When you have a cat (or in my case two), you will have toilet duties - namely cleaning your cat's/cats' toilet(s). Haiz.... it is not among my favorites chores, that much I can tell.
I usually wash the litter boxes once a month to keep them clean (and not stinky). However, after my booster vaccine mishap, I was practically unable to do any housework let alone wash the litter boxes.
Luckily the smell was kept under control because I clear the "deposits" twice a day and I use baking soda in the litter to control the odor. I also installed this gadget which I briefly mentioned here.
So to start off my duties, I emptied the leftover litter into my compost. That's the good thing about tofu litter, it is bio-degradable.
These two trays are both washed, dried and disinfected with Dettol spray and left to air for an hour or two.
Then this is how I prep my two cats' litter boxes.
I sprinkle a layer of baking soda onto the trays. This is the baking soda that I use. I also use it in my laundry and recently found out that it can also be used as a meat tenderizer.
I add a layer of litter (one packet) into each tray and then sprinkle some baking soda onto the litter. Just a thin layer will do.
Then put back the hoods. When I first installed these hooded litter boxes, I left the flaps open to make it easier and to encourage my girls to use their toilets. Initially, they refused to use the litter boxes, preferring the open one outside. But they have since accepted their new toilets.
Then I closed the flaps and cats being very clever creatures, they figured out that they need only enter and the flap will open to accommodate them. This type of litter box is easier on the eyes especially indoors as you don't see an open toilet (and the "deposits" hah..hah...).

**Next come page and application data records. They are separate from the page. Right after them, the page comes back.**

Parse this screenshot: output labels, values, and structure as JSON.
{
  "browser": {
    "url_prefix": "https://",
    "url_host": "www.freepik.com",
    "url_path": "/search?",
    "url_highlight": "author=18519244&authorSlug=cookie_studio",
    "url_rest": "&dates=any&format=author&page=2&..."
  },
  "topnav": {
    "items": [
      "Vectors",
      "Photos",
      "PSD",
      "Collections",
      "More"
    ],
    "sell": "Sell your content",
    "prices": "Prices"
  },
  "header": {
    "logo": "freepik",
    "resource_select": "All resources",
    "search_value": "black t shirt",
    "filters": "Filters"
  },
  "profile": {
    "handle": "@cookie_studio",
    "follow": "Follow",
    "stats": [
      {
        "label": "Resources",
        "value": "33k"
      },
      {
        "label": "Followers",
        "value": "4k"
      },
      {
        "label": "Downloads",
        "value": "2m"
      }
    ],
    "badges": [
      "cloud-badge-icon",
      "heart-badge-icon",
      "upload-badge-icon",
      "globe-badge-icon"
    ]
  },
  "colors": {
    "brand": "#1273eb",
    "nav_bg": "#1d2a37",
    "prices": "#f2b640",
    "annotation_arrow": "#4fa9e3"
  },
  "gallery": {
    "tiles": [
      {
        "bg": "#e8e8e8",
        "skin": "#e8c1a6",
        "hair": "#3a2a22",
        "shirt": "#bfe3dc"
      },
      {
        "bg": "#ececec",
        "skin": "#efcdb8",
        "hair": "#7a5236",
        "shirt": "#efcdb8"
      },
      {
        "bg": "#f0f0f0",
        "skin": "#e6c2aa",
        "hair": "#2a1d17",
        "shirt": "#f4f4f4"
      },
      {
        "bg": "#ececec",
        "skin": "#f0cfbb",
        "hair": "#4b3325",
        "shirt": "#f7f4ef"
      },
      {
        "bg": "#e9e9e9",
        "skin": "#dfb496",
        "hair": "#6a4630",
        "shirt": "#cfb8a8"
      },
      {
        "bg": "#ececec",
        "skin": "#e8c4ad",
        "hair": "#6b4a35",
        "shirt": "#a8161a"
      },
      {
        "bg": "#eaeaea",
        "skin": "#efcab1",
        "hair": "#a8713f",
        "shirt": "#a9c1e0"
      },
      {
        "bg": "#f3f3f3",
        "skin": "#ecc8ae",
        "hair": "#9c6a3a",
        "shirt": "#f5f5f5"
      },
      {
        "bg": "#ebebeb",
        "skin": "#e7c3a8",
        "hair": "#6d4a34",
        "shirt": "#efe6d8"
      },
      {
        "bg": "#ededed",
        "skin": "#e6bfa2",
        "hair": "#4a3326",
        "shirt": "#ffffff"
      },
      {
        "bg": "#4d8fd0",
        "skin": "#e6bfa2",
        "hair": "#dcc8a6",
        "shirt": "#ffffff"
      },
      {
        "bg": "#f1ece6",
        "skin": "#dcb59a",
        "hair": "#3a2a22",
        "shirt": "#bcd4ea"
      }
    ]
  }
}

Another thing I like about it is that there is very little tracking when the cat steps out of the box. You only see a little bit of litter on the step (a tell tale sign that your cat has used the toilet) and a tiny bit on the floor.